▸ Entries supplied

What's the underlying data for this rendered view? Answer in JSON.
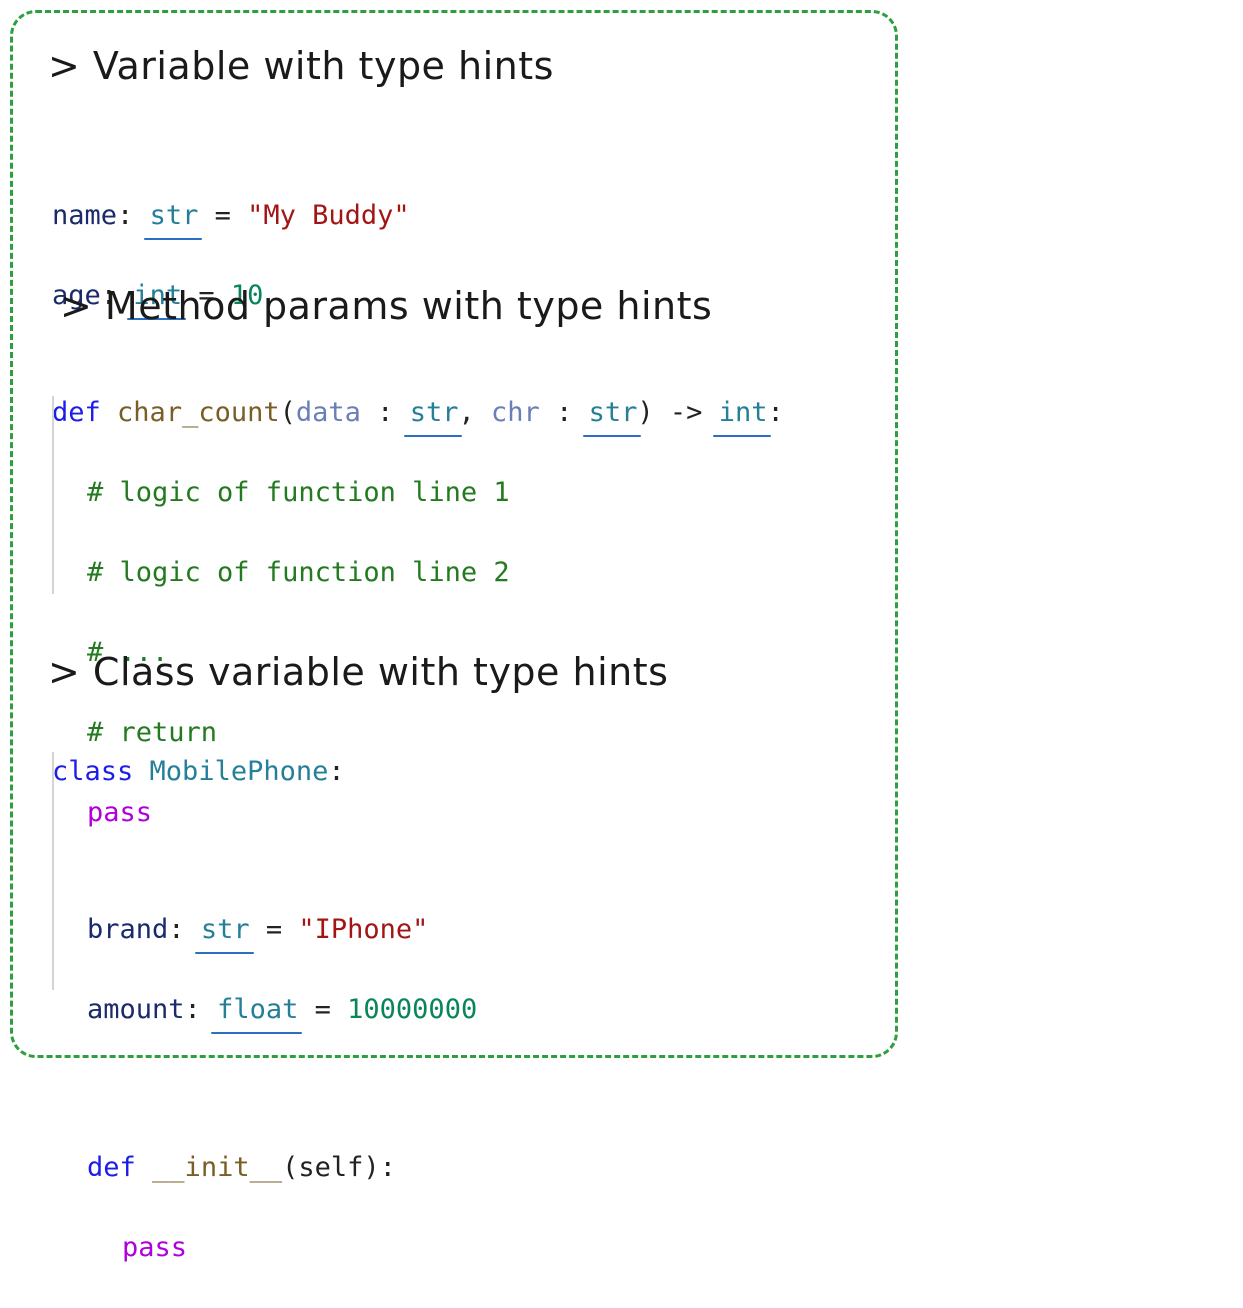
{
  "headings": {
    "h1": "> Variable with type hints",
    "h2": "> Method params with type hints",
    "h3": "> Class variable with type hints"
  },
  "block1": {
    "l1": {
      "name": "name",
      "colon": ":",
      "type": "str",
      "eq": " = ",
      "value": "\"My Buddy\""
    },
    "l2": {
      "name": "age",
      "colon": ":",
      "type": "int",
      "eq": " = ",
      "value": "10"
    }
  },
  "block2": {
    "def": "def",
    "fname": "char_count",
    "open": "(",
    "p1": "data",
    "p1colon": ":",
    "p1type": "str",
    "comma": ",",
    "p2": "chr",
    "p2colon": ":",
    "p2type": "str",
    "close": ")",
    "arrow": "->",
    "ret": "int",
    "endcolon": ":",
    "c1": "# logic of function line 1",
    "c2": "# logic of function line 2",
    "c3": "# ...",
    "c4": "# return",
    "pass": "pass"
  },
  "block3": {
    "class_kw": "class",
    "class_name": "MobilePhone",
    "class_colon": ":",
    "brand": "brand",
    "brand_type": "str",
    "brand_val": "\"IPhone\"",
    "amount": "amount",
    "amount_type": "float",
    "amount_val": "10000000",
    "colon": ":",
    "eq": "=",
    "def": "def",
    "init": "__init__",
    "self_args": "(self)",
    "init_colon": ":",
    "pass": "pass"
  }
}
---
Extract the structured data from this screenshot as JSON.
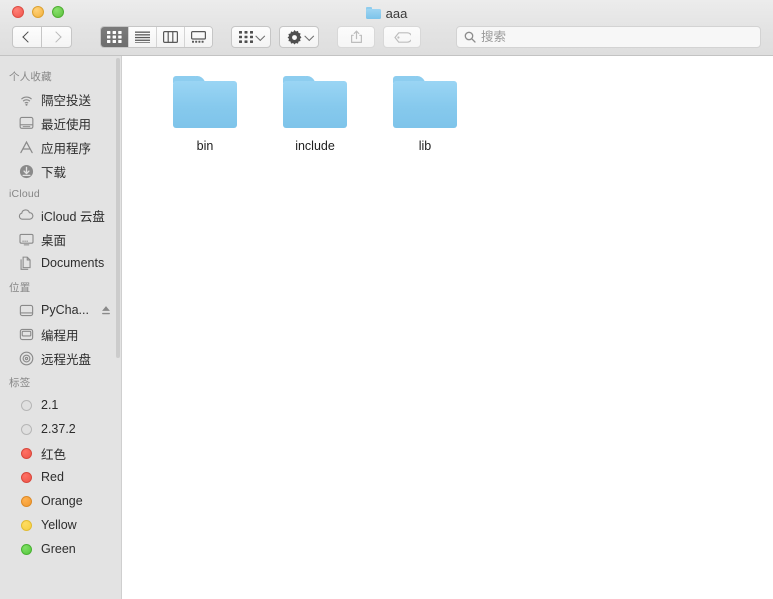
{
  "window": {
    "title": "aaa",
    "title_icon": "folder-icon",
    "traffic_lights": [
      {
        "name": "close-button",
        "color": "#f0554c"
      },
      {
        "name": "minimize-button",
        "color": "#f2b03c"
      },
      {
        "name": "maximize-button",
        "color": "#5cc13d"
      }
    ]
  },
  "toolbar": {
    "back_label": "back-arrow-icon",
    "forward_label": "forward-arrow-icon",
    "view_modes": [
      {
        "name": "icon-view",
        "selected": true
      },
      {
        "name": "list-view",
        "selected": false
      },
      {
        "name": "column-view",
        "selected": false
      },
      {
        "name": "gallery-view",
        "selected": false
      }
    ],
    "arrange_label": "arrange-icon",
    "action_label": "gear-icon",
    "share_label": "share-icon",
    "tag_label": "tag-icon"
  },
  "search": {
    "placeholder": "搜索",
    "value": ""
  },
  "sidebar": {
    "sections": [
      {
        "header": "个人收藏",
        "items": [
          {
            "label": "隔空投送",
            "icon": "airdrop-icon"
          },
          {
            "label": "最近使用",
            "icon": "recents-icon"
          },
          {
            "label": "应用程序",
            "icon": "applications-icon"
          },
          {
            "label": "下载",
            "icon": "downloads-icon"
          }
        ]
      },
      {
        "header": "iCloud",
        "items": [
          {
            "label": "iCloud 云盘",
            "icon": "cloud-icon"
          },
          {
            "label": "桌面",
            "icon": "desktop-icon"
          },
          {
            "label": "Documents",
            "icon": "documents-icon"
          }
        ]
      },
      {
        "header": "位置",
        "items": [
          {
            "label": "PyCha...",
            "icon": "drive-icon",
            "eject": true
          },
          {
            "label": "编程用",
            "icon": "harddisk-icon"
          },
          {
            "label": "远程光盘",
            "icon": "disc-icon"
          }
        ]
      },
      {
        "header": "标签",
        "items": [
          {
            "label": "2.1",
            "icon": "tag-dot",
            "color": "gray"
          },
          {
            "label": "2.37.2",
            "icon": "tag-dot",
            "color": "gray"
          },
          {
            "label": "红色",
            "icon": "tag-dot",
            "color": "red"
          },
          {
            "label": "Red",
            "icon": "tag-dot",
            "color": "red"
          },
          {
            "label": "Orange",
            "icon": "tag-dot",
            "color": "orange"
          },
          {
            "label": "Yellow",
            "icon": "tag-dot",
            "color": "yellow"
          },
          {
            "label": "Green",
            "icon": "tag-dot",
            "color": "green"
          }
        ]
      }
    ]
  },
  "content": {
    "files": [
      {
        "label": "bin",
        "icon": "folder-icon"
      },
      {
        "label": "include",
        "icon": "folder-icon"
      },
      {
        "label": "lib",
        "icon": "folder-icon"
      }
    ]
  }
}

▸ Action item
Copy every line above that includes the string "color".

▸ Written answer
        "color": "#f0554c"
        "color": "#f2b03c"
        "color": "#5cc13d"
            "color": "gray"
            "color": "gray"
            "color": "red"
            "color": "red"
            "color": "orange"
            "color": "yellow"
            "color": "green"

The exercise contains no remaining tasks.